[[ Records for processing open ]]

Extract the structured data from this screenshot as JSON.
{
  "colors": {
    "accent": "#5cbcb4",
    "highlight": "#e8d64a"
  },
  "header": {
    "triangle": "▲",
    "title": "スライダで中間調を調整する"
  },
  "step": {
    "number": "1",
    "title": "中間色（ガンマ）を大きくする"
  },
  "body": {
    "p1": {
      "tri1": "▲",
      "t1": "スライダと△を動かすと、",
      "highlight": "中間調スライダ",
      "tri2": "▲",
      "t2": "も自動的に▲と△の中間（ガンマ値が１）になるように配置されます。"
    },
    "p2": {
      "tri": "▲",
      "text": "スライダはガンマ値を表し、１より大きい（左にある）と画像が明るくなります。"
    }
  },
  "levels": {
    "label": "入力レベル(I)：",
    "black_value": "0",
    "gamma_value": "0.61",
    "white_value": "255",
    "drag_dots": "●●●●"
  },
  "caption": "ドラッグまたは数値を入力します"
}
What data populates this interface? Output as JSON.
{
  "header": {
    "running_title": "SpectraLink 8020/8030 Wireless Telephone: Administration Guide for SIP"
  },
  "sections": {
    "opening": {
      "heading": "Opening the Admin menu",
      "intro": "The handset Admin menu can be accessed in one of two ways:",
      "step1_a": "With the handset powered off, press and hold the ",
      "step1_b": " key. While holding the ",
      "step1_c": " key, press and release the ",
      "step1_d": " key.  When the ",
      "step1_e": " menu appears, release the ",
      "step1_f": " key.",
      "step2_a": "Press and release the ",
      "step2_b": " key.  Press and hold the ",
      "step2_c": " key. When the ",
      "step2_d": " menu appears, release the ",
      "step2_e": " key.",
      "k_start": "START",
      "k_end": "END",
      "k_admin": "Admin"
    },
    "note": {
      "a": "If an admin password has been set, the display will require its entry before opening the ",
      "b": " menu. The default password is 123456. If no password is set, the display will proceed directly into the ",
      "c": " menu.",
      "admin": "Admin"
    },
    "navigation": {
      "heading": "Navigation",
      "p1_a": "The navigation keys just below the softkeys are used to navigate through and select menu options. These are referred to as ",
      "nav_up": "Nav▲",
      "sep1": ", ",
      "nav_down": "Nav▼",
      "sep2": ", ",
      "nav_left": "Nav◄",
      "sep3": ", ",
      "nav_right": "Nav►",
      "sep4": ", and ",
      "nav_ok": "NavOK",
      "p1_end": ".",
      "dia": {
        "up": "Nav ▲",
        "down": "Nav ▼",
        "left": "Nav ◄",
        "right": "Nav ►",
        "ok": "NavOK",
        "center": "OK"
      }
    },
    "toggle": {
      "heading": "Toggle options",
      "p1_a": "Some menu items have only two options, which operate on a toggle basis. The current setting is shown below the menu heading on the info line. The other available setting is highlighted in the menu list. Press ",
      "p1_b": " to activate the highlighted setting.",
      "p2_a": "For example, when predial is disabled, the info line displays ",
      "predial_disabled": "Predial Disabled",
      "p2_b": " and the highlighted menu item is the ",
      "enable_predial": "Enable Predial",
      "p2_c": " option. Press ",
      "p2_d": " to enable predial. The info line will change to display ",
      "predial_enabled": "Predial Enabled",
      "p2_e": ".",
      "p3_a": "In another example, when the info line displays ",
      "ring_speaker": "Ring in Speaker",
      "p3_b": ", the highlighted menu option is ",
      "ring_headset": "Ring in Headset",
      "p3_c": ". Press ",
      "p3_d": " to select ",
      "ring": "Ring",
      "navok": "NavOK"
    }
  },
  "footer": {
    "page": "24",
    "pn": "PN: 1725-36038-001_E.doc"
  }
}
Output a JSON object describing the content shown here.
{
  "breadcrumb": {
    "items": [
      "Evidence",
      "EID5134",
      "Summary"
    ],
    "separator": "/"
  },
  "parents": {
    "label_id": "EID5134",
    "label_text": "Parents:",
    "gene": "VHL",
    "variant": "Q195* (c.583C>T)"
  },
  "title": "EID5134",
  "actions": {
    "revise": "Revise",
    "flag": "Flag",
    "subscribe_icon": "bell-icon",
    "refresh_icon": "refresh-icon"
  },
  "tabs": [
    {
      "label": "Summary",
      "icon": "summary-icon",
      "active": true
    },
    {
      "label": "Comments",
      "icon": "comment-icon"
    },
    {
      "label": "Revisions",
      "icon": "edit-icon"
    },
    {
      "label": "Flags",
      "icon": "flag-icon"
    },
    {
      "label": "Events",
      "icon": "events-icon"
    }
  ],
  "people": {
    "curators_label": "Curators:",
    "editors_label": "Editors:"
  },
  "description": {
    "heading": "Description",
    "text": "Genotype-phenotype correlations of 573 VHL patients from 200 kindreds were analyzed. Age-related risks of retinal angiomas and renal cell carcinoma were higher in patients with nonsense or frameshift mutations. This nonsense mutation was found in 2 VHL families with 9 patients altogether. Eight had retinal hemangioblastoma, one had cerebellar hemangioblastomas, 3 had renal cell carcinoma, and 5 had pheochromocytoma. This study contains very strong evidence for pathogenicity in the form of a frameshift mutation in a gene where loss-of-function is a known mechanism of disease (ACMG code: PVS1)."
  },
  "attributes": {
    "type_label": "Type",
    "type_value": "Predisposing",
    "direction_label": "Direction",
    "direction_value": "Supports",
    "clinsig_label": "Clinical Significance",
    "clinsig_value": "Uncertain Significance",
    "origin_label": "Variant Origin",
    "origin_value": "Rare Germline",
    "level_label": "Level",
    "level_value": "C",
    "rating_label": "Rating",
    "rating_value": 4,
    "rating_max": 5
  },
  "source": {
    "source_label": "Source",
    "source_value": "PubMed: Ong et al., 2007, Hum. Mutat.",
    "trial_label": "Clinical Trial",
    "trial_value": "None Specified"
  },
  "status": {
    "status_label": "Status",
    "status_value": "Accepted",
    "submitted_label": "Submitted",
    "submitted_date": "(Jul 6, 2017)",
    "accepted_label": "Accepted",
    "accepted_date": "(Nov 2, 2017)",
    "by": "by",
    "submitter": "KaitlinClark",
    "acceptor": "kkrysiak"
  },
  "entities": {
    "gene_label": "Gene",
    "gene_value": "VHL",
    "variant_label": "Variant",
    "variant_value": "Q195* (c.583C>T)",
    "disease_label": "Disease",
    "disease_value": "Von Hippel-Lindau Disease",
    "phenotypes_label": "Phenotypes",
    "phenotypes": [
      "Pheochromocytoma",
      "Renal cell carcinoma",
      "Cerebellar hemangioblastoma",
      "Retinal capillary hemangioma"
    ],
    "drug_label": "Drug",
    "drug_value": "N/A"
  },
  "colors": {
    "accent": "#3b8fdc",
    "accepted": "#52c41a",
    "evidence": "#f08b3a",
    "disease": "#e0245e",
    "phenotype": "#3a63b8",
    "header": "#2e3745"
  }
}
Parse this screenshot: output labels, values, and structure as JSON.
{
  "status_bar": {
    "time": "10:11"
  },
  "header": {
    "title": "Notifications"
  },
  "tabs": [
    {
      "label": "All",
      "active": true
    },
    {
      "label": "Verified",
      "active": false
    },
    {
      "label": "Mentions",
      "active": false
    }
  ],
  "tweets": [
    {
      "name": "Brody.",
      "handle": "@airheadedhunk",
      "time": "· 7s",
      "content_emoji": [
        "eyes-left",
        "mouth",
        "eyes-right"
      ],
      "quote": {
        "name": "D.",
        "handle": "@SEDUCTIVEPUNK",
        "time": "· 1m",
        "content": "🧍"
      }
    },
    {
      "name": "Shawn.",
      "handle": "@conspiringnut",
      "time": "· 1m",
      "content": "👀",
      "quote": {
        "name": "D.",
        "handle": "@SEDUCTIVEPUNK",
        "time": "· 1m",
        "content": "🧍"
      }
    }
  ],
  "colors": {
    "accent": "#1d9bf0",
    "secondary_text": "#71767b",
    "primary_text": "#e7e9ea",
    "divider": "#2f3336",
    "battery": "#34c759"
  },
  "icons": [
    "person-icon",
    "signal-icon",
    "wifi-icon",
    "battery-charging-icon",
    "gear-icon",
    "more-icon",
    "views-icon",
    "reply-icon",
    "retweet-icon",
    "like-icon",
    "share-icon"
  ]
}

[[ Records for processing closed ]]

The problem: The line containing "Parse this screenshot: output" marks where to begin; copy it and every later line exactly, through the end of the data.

Response to this task:
Parse this screenshot: output labels, values, and structure as JSON.
{
  "status_bar": {
    "time": "10:11"
  },
  "header": {
    "title": "Notifications"
  },
  "tabs": [
    {
      "label": "All",
      "active": true
    },
    {
      "label": "Verified",
      "active": false
    },
    {
      "label": "Mentions",
      "active": false
    }
  ],
  "tweets": [
    {
      "name": "Brody.",
      "handle": "@airheadedhunk",
      "time": "· 7s",
      "content_emoji": [
        "eyes-left",
        "mouth",
        "eyes-right"
      ],
      "quote": {
        "name": "D.",
        "handle": "@SEDUCTIVEPUNK",
        "time": "· 1m",
        "content": "🧍"
      }
    },
    {
      "name": "Shawn.",
      "handle": "@conspiringnut",
      "time": "· 1m",
      "content": "👀",
      "quote": {
        "name": "D.",
        "handle": "@SEDUCTIVEPUNK",
        "time": "· 1m",
        "content": "🧍"
      }
    }
  ],
  "colors": {
    "accent": "#1d9bf0",
    "secondary_text": "#71767b",
    "primary_text": "#e7e9ea",
    "divider": "#2f3336",
    "battery": "#34c759"
  },
  "icons": [
    "person-icon",
    "signal-icon",
    "wifi-icon",
    "battery-charging-icon",
    "gear-icon",
    "more-icon",
    "views-icon",
    "reply-icon",
    "retweet-icon",
    "like-icon",
    "share-icon"
  ]
}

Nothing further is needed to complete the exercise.